KANSAS CITY MO -- In the big picture, what became the Kansas City region was once a prairie ecosystem interspersed with scattered woodlands, rivers and wetlands. Today it’s the heartland of the world’s richest agriculture region.
The grassland story from the Ice Age to today will be told with demonstrations, games, live animals, re-enactments and walks through restored native grasslands from 10 a.m. to 2 p.m. Sept. 25 at the Burr Oak Woods Nature Center in Blue Springs.
“Prairie Day” will showcase the natural forces that created the tallgrass prairie and woodland ecosystem, and how this natural resource has changed as it helped sustain people through the centuries. The Missouri Department of Conservation’s restored grassland and savannah areas at Burr Oak demonstrate the beauty and importance of prairies today.
“We want people to learn what role we all play in recreating a piece of the heart of our state,” said Lisa Lacombe, Burr Oak manager.

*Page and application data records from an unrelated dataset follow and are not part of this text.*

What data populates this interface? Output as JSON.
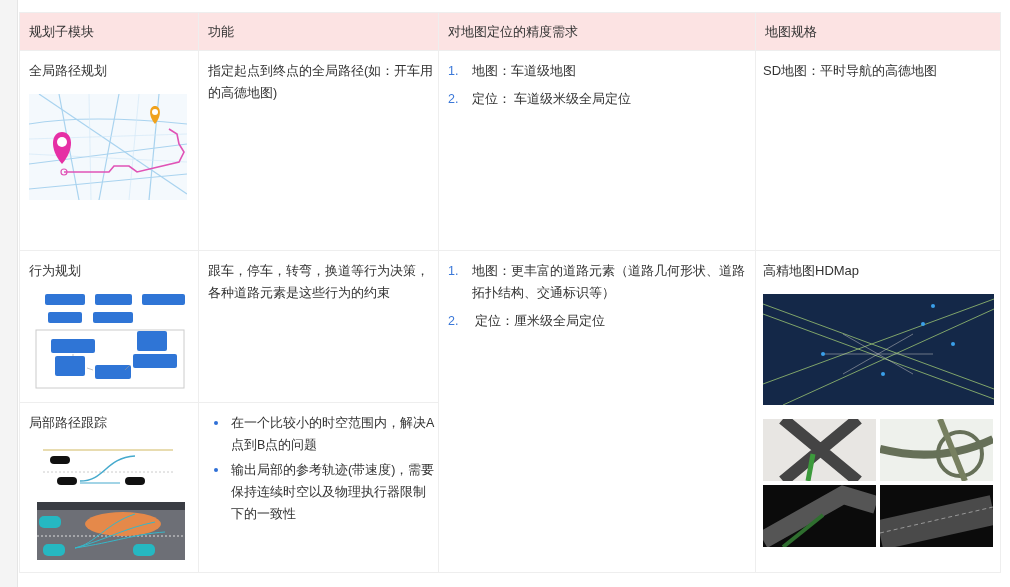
{
  "table": {
    "columns": [
      "规划子模块",
      "功能",
      "对地图定位的精度需求",
      "地图规格"
    ],
    "rows": [
      {
        "module": "全局路径规划",
        "figure": {
          "kind": "route-map"
        },
        "function": {
          "kind": "text",
          "text": "指定起点到终点的全局路径(如：开车用的高德地图)"
        },
        "accuracy": [
          {
            "number": "1.",
            "text": "地图：车道级地图"
          },
          {
            "number": "2.",
            "text": "定位： 车道级米级全局定位"
          }
        ],
        "spec": {
          "text": "SD地图：平时导航的高德地图"
        }
      },
      {
        "module": "行为规划",
        "figure": {
          "kind": "flowchart"
        },
        "function": {
          "kind": "text",
          "text": "跟车，停车，转弯，换道等行为决策，各种道路元素是这些行为的约束"
        },
        "accuracy": [
          {
            "number": "1.",
            "text": "地图：更丰富的道路元素（道路几何形状、道路拓扑结构、交通标识等）"
          },
          {
            "number": "2.",
            "text": " 定位：厘米级全局定位"
          }
        ],
        "spec": {
          "text": "高精地图HDMap",
          "figures": [
            {
              "kind": "hd-map-render"
            },
            {
              "kind": "hd-map-grid"
            }
          ]
        }
      },
      {
        "module": "局部路径跟踪",
        "figure": {
          "kind": "lane-change"
        },
        "function": {
          "kind": "bullets",
          "items": [
            "在一个比较小的时空范围内，解决A点到B点的问题",
            "输出局部的参考轨迹(带速度)，需要保持连续时空以及物理执行器限制下的一致性"
          ]
        }
      }
    ]
  }
}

The event at 1401 N.W. Park Road is free and families with children of all ages are welcome. Hands-on activities will include tagging monarch butterflies, banding prairie birds, flint knapping and making your own pioneer rag doll. There will be a hayride, weather permitting. The Missouri Wildflower Nursery will sell native plants for lawn and garden landscaping.
For more information, call 816-228-3766